(Page and application data records)
▽
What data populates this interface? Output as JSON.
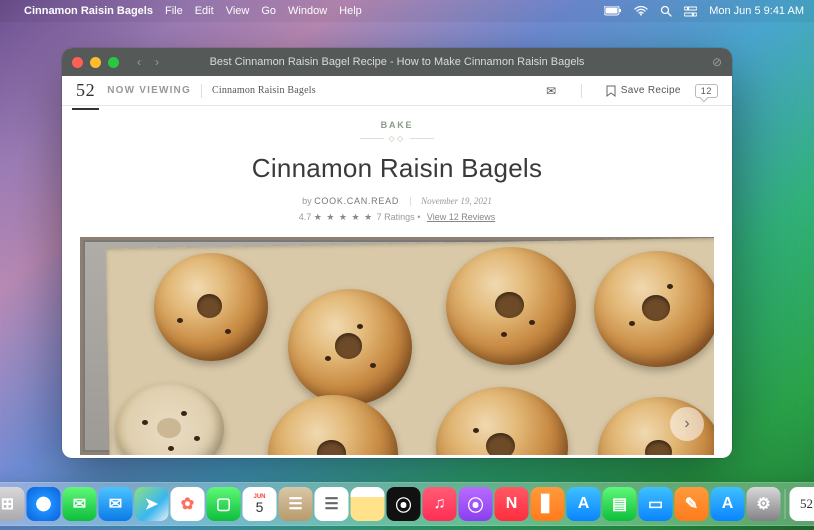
{
  "menubar": {
    "app_name": "Cinnamon Raisin Bagels",
    "items": [
      "File",
      "Edit",
      "View",
      "Go",
      "Window",
      "Help"
    ],
    "clock": "Mon Jun 5 9:41 AM"
  },
  "window": {
    "title": "Best Cinnamon Raisin Bagel Recipe - How to Make Cinnamon Raisin Bagels"
  },
  "siteheader": {
    "logo": "52",
    "now_viewing": "NOW VIEWING",
    "crumb": "Cinnamon Raisin Bagels",
    "save_label": "Save Recipe",
    "comment_count": "12"
  },
  "recipe": {
    "category": "BAKE",
    "title": "Cinnamon Raisin Bagels",
    "by_label": "by",
    "author": "COOK.CAN.READ",
    "date": "November 19, 2021",
    "rating_value": "4.7",
    "ratings_label": "7 Ratings",
    "reviews_label": "View 12 Reviews"
  },
  "dock": {
    "items": [
      {
        "name": "finder",
        "bg": "linear-gradient(180deg,#2fb4ff,#0a84ff)",
        "glyph": "☺"
      },
      {
        "name": "launchpad",
        "bg": "linear-gradient(180deg,#d8d8da,#a9a9ad)",
        "glyph": "⊞"
      },
      {
        "name": "safari",
        "bg": "radial-gradient(circle,#fff 30%,#1e90ff 31%,#0a5fd6 100%)",
        "glyph": "✦"
      },
      {
        "name": "messages",
        "bg": "linear-gradient(180deg,#5ff777,#0dbf3c)",
        "glyph": "✉"
      },
      {
        "name": "mail",
        "bg": "linear-gradient(180deg,#4cc3ff,#0a7be8)",
        "glyph": "✉"
      },
      {
        "name": "maps",
        "bg": "linear-gradient(135deg,#8fe07e,#3ab6f0 60%,#f0f0f0)",
        "glyph": "➤"
      },
      {
        "name": "photos",
        "bg": "#fff",
        "glyph": "✿",
        "fg": "#ff6f61"
      },
      {
        "name": "facetime",
        "bg": "linear-gradient(180deg,#5ff777,#0dbf3c)",
        "glyph": "▢"
      },
      {
        "name": "calendar",
        "bg": "#fff",
        "glyph": "5",
        "fg": "#333",
        "top": "JUN"
      },
      {
        "name": "contacts",
        "bg": "linear-gradient(180deg,#d9c7a8,#b89a6b)",
        "glyph": "☰"
      },
      {
        "name": "reminders",
        "bg": "#fff",
        "glyph": "☰",
        "fg": "#666"
      },
      {
        "name": "notes",
        "bg": "linear-gradient(180deg,#fff,#fff 30%,#ffe28a 30%)",
        "glyph": ""
      },
      {
        "name": "tv",
        "bg": "#111",
        "glyph": "⦿"
      },
      {
        "name": "music",
        "bg": "linear-gradient(180deg,#ff5c74,#ff2d55)",
        "glyph": "♫"
      },
      {
        "name": "podcasts",
        "bg": "linear-gradient(180deg,#b86bff,#8a3ff0)",
        "glyph": "⦿"
      },
      {
        "name": "news",
        "bg": "linear-gradient(180deg,#ff5864,#ff2d3f)",
        "glyph": "N"
      },
      {
        "name": "books",
        "bg": "linear-gradient(180deg,#ff9a3c,#ff7b1c)",
        "glyph": "▋"
      },
      {
        "name": "appstore",
        "bg": "linear-gradient(180deg,#3fc0ff,#0a84ff)",
        "glyph": "A"
      },
      {
        "name": "numbers",
        "bg": "linear-gradient(180deg,#5ff777,#0dbf3c)",
        "glyph": "▤"
      },
      {
        "name": "keynote",
        "bg": "linear-gradient(180deg,#3fc0ff,#0a84ff)",
        "glyph": "▭"
      },
      {
        "name": "pages",
        "bg": "linear-gradient(180deg,#ff9a3c,#ff7b1c)",
        "glyph": "✎"
      },
      {
        "name": "appstore2",
        "bg": "linear-gradient(180deg,#3fc0ff,#0a84ff)",
        "glyph": "A"
      },
      {
        "name": "settings",
        "bg": "linear-gradient(180deg,#d8d8da,#828286)",
        "glyph": "⚙"
      }
    ],
    "right_items": [
      {
        "name": "food52",
        "bg": "#fff",
        "glyph": "52",
        "fg": "#333"
      },
      {
        "name": "trash",
        "bg": "linear-gradient(180deg,#e0e0e0,#b5b5b8)",
        "glyph": "🗑"
      }
    ]
  }
}
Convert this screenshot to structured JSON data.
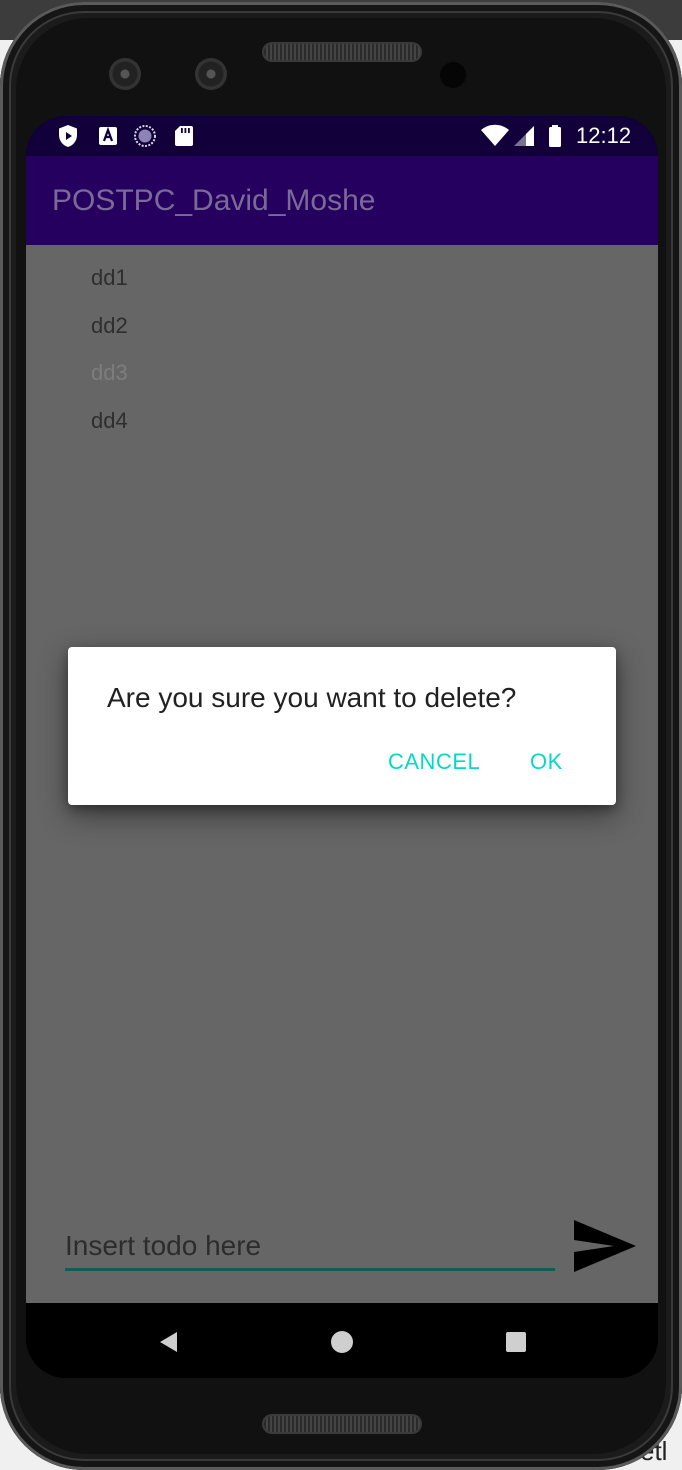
{
  "status_bar": {
    "time": "12:12",
    "left_icons": [
      "play-protect-icon",
      "a-badge-icon",
      "sync-circle-icon",
      "sd-card-icon"
    ],
    "right_icons": [
      "wifi-icon",
      "cellular-signal-icon",
      "battery-icon"
    ]
  },
  "app_bar": {
    "title": "POSTPC_David_Moshe",
    "background": "#26005e"
  },
  "todo_list": {
    "items": [
      {
        "label": "dd1"
      },
      {
        "label": "dd2"
      },
      {
        "label": "dd3"
      },
      {
        "label": "dd4"
      }
    ]
  },
  "input": {
    "placeholder": "Insert todo here",
    "send_icon": "send-icon"
  },
  "dialog": {
    "message": "Are you sure you want to delete?",
    "cancel_label": "CANCEL",
    "ok_label": "OK",
    "accent": "#03dac5"
  },
  "navigation": {
    "buttons": [
      "back-icon",
      "home-icon",
      "recents-icon"
    ]
  },
  "background_text": "etl"
}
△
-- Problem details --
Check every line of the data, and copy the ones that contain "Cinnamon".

-- Your solution --
    "app_name": "Cinnamon Raisin Bagels",
    "title": "Best Cinnamon Raisin Bagel Recipe - How to Make Cinnamon Raisin Bagels"
    "crumb": "Cinnamon Raisin Bagels",
    "title": "Cinnamon Raisin Bagels",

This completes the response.